Ray explained that when their free time overlaps, which isn’t often enough, they enjoy family walks together so the girls get fresh air and they can all take in pleasant scenery outdoors. That’s why they were at the Botanical garden in the ABQ Biopark when we met.
I could not be help be lifted by the encounter with this young man Ray, his fiancée, and their children. A song came to my mind while I was recalling the warmth of our meeting and the feeling I had afterwards, which was long-lasting. You may be familiar with Joe Cocker’s version of the song because it was popularized when used in a 1982 movie, An Officer and a Gentleman: “Up Where We Belong.”
The movie was rated-R, and I was only 11 years-old when it was on large screens being enjoyed by theater goers. To this day, I still haven’t seen it. But this song, “Up Where We Belong,” was unavoidable on the radio in the 1980s; and frequently played well into the 1990s at weddings, proms and high-school dances. Since this musical reference hearkens back to popular culture from 34 years ago, and knowing that many readers here weren’t then alive, or were living outside American culture, now I can take advantage of the multimedia format to share two videos to bring you up-to-speed.
First, you can here enjoy the songwriter’s version of the song, performed by musician Buffy Sainte-Marie, who wrote the melody with her husband with collaboration of lyrics by a colleague. Afterwards you can watch a video clip from when Olivia Newton-John (wow, she typifies 1980s fashion!) presents the Oscar® for Music (Song) to Jack Nitzsche, Buffy Sainte-Marie and Will Jennings for “Up Where We Belong” at the 55th Academy Awards in 1983.
Ray’s tattoo are like these lyrics, and the feeling evoked in me at our meeting.
As the acceptance speech is underway, you’ll be able to witness the joy and love between Jack Nitzsche and Buffy Sainte-Marie: lovesongs don’t fall out of thin air.
As a mother, I will add one final dense post-script to this love story theme, as tipped-off by Ray’s stranger portrait. It pertains to Mr. Sainte-Marie’s origin story and some of the ways she had sought to lift up others, all facilitated by her musical success.

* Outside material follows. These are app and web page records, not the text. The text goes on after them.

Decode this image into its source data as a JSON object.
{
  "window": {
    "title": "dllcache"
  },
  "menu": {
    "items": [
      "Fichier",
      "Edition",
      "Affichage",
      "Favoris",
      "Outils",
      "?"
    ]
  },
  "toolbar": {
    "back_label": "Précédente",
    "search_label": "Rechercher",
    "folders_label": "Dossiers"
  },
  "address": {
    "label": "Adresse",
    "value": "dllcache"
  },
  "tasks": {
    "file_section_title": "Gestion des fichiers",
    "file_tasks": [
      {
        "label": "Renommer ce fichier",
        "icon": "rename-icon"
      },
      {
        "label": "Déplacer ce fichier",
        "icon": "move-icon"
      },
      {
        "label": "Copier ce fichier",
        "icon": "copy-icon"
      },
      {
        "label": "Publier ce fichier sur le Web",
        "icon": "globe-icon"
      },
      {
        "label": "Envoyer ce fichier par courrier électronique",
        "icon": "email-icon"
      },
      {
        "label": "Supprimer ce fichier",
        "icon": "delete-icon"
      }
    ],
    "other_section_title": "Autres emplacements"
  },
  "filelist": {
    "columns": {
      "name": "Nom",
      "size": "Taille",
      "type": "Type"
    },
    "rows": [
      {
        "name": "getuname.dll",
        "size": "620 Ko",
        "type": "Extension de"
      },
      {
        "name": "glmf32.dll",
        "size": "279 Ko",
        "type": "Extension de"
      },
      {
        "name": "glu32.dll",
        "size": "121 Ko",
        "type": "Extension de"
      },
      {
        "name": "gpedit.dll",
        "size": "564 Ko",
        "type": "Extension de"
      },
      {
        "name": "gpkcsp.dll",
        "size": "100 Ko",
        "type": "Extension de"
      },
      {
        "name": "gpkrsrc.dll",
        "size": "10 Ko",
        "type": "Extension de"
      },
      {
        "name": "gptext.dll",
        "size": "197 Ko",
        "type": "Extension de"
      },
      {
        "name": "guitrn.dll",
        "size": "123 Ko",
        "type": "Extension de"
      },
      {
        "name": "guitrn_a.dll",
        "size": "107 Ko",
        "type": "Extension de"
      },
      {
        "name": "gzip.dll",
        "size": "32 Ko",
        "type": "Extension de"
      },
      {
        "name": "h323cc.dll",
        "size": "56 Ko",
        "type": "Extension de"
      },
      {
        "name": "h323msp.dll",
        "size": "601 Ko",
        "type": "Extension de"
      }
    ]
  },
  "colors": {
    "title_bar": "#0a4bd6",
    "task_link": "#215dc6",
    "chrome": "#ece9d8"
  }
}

Born Beverly Sainte-Marie on Feb. 20, 1941, on the Piapot Cree First Nation reserve in the Qu’Appelle Valley, Saskatchewan, Canada, she became orphaned by the sudden deaths of both of her parents. Beverly was adopted by family relatives Albert and Winifred Sainte-Marie, partially of Mi’kmaq Native American descent. She was nicknamed Buffy, and raised in Massachusetts. She taught herself to play piano at 3 years old, and began setting her poems to music at the age of four. She has had a successful musical career made notable for protest songs in the 1960s. Moreover, I uncovered that in 1969 she established the Nihewan Foundation for Native American Education, it aims to help Native American students participate in learning about their culture. Out of that came a partnership with the W. K. Kellog Foundation who provided startup funds to jumpstart the Cradleboard Teaching Project in 18 states.
There are many references in this post: from a medical condition, to a popular culture movie with an Oscar-winning song, to an influential songwriter using her fame and success to support others. Meeting and photographing a stranger can lead the photographer down a rabbit hole with an entry into the unknown. That path can narrow towards discovery and emotional resonance; it can be more than the opportunity of honing technical mastery with one’s camera gear.
If you have taken on a 100 Strangers project, tell us about one of your encounters that lead you down an unexpected interior journey. Where did you go? What did you learn or feel? Were you surprised? What impact did the portrait leave on you?